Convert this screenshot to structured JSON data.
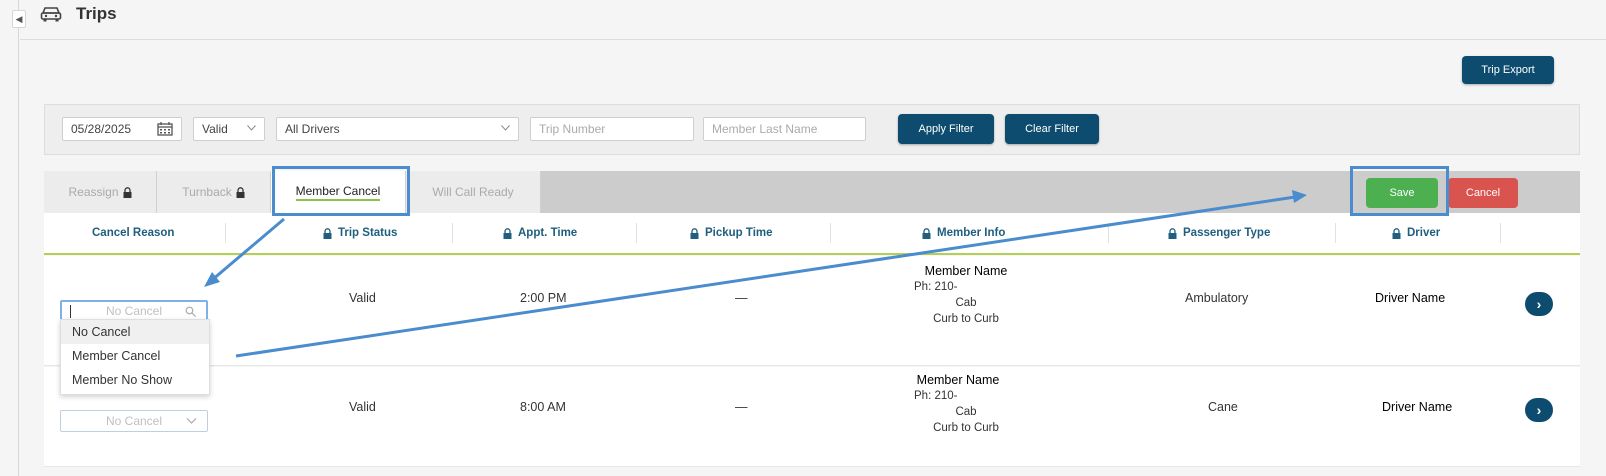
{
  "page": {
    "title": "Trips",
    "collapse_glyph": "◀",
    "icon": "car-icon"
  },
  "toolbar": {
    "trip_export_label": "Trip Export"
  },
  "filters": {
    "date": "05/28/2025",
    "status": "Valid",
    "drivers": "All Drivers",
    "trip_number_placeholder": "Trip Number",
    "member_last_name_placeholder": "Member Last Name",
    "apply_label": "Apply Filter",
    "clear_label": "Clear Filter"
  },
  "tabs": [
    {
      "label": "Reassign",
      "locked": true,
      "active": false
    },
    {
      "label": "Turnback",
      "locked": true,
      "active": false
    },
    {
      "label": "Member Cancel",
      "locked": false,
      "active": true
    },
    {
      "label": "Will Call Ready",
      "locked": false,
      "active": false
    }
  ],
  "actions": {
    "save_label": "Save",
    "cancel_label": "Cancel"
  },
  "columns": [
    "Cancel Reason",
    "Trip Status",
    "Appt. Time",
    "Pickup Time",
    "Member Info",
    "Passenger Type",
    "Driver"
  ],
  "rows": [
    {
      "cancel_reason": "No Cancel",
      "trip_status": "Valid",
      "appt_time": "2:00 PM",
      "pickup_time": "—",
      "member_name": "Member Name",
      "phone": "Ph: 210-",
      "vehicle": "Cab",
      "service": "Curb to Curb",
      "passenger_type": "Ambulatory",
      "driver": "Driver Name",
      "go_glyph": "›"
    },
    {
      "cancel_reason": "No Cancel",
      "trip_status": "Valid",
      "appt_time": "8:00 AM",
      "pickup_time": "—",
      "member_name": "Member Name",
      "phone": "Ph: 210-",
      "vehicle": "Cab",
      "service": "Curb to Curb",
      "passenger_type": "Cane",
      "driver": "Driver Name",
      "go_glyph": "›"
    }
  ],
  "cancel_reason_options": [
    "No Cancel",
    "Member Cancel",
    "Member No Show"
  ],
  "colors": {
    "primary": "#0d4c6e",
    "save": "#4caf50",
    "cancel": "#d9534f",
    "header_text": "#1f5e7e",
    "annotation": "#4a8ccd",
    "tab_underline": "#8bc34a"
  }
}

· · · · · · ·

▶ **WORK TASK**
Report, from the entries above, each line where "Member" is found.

▶ **RESPONSE TO THE TASK**
    "member_last_name_placeholder": "Member Last Name",
      "label": "Member Cancel",
    "Member Info",
      "member_name": "Member Name",
      "member_name": "Member Name",
    "Member Cancel",
    "Member No Show"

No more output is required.